As foretold last week, Chicago has further relaxed COVID-19 regulations on restaurants and bars, increasing the number of customers allowed in dining rooms. Effectively immediately, the city has increased the maximum capacity of indoor diners from 25 to 40 percent, according to Mayor Lori Lightfoot’s office. This is the second change in two weeks for restaurants, as last week Chicago began permitting a maximum of 50 indoor diners per room — a rise from the previous limit of 25 that was instituted when indoor dining returned in late January.
Increasing capacity is a move that helps larger restaurants, especially those downtown. Another increase could soon be on its way. Last week, Chicago Health Department Commissioner Dr. Allison Arwady said an increase to 50 percent capacity was coming should metrics indicate that positivity rates and other data points continue to decrease.

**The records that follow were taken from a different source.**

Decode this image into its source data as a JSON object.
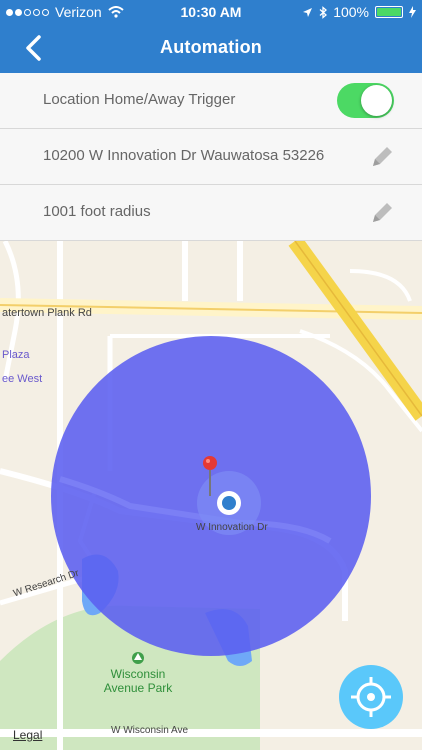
{
  "status_bar": {
    "carrier": "Verizon",
    "time": "10:30 AM",
    "battery": "100%"
  },
  "nav": {
    "title": "Automation"
  },
  "settings": {
    "trigger_label": "Location Home/Away Trigger",
    "trigger_enabled": true,
    "address": "10200 W Innovation Dr Wauwatosa 53226",
    "radius": "1001 foot radius"
  },
  "map": {
    "labels": {
      "watertown_plank": "atertown Plank Rd",
      "plaza": "Plaza",
      "west": "ee West",
      "innovation": "W Innovation Dr",
      "research": "W Research Dr",
      "wisconsin_ave": "W Wisconsin Ave",
      "park_line1": "Wisconsin",
      "park_line2": "Avenue Park"
    },
    "legal": "Legal"
  },
  "colors": {
    "nav_blue": "#2f7fcd",
    "toggle_green": "#4cd964",
    "geofence": "#5b5ff0",
    "locate_button": "#5ac8fa"
  },
  "icons": {
    "back": "chevron-left-icon",
    "edit": "pencil-icon",
    "pin": "map-pin-icon",
    "locate": "crosshair-icon"
  }
}
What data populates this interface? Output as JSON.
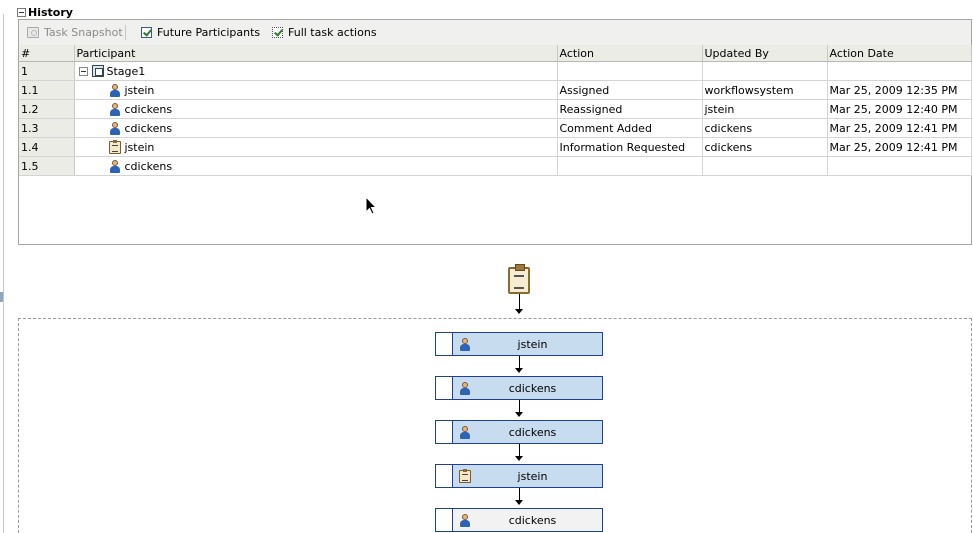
{
  "section": {
    "title": "History"
  },
  "toolbar": {
    "snapshot_label": "Task Snapshot",
    "future_label": "Future Participants",
    "full_actions_label": "Full task actions"
  },
  "table": {
    "headers": [
      "#",
      "Participant",
      "Action",
      "Updated By",
      "Action Date"
    ],
    "stage": {
      "num": "1",
      "name": "Stage1"
    },
    "rows": [
      {
        "num": "1.1",
        "participant": "jstein",
        "action": "Assigned",
        "updated_by": "workflowsystem",
        "date": "Mar 25, 2009 12:35 PM",
        "icon": "user-icon"
      },
      {
        "num": "1.2",
        "participant": "cdickens",
        "action": "Reassigned",
        "updated_by": "jstein",
        "date": "Mar 25, 2009 12:40 PM",
        "icon": "user-icon"
      },
      {
        "num": "1.3",
        "participant": "cdickens",
        "action": "Comment Added",
        "updated_by": "cdickens",
        "date": "Mar 25, 2009 12:41 PM",
        "icon": "user-icon"
      },
      {
        "num": "1.4",
        "participant": "jstein",
        "action": "Information Requested",
        "updated_by": "cdickens",
        "date": "Mar 25, 2009 12:41 PM",
        "icon": "clipboard-icon"
      },
      {
        "num": "1.5",
        "participant": "cdickens",
        "action": "",
        "updated_by": "",
        "date": "",
        "icon": "user-icon"
      }
    ]
  },
  "flow": {
    "nodes": [
      {
        "label": "jstein",
        "icon": "user-icon"
      },
      {
        "label": "cdickens",
        "icon": "user-icon"
      },
      {
        "label": "cdickens",
        "icon": "user-icon"
      },
      {
        "label": "jstein",
        "icon": "clipboard-icon"
      },
      {
        "label": "cdickens",
        "icon": "user-icon"
      }
    ]
  }
}
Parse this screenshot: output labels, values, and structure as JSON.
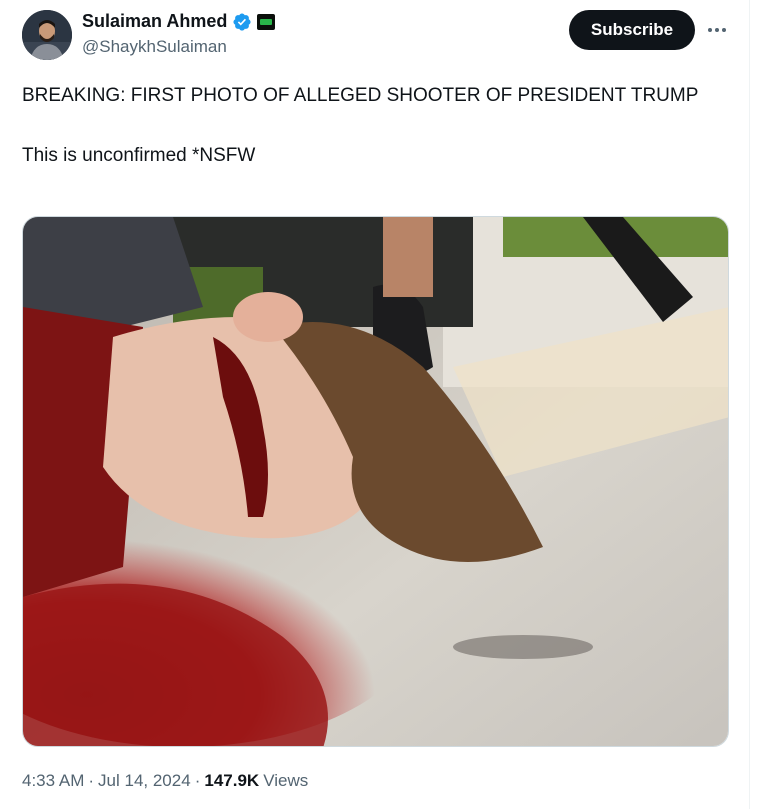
{
  "author": {
    "name": "Sulaiman Ahmed",
    "handle": "@ShaykhSulaiman",
    "verified": true,
    "affiliate_badge": "green-badge-icon"
  },
  "actions": {
    "subscribe_label": "Subscribe",
    "more_icon": "more-horizontal-icon"
  },
  "post": {
    "line1": "BREAKING: FIRST PHOTO OF ALLEGED SHOOTER OF PRESIDENT TRUMP",
    "line2": "This is unconfirmed *NSFW"
  },
  "media": {
    "type": "photo"
  },
  "meta": {
    "time": "4:33 AM",
    "separator": "·",
    "date": "Jul 14, 2024",
    "views_count": "147.9K",
    "views_label": "Views"
  },
  "colors": {
    "verified_blue": "#1d9bf0",
    "text_primary": "#0f1419",
    "text_secondary": "#536471",
    "button_dark": "#0f1419"
  }
}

Mayor Lightfoot and Arwady have pointed to a few key metrics: the positivity rate, ER visits, and ICU bed occupancy. The Sun-Times notes that the city has seen improvements in all three categories: the rolling seven-day average of COVID-19 cases now stands at 344, the city’s average test positivity rate stands at 3.6 percent, and the rolling average of ER visits have also fallen. However, some point to the closing of COVID-19 testing sites across the city was the reason for the fall in positivity rates.

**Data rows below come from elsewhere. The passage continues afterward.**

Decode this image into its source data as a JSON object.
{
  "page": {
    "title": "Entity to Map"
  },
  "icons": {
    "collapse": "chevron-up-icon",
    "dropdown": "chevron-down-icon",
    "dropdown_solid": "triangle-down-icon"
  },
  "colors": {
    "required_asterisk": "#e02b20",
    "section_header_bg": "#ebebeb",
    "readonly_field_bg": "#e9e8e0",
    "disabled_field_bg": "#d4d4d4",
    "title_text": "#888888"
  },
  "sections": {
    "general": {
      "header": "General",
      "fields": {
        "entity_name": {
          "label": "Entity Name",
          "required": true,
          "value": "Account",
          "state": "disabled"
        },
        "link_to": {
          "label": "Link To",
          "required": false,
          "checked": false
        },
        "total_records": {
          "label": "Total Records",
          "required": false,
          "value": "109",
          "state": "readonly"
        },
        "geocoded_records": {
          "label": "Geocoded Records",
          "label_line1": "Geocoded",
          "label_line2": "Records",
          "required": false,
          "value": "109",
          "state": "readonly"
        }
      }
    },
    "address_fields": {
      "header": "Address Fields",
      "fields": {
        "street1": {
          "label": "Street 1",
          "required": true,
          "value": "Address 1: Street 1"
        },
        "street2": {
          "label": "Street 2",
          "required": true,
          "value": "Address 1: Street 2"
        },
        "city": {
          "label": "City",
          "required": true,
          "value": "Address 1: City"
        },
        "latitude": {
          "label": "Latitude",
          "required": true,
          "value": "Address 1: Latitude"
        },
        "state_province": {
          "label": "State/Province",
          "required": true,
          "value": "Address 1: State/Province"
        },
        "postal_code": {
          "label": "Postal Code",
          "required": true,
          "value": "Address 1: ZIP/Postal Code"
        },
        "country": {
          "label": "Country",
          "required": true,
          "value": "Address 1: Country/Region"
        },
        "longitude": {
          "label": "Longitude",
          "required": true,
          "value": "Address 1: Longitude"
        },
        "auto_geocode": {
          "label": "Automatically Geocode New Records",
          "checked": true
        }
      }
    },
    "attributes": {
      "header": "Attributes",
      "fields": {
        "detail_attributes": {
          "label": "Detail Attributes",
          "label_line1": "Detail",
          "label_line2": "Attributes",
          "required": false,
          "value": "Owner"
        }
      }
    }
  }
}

As Chicagoans are accustomed to snow, many downtown restaurants were still busy over the weekend — at least when considering COVID-19 restraints. That’s despite a snowstorm that brought 15 inches of snow on Monday and subzero temperatures.
Meanwhile, workers are waiting for the chance at a novel coronavirus vaccination. Restaurant and bar employees aren’t considered in the same category as grocery and liquor store workers and will have to wait until March 29 to be eligible for a shot. Illinois Restaurant Association President Sam Toia has asked both Gov. J.B. Pritzker and Lightfoot’s offices to move up that date, but hasn’t heard from either politician.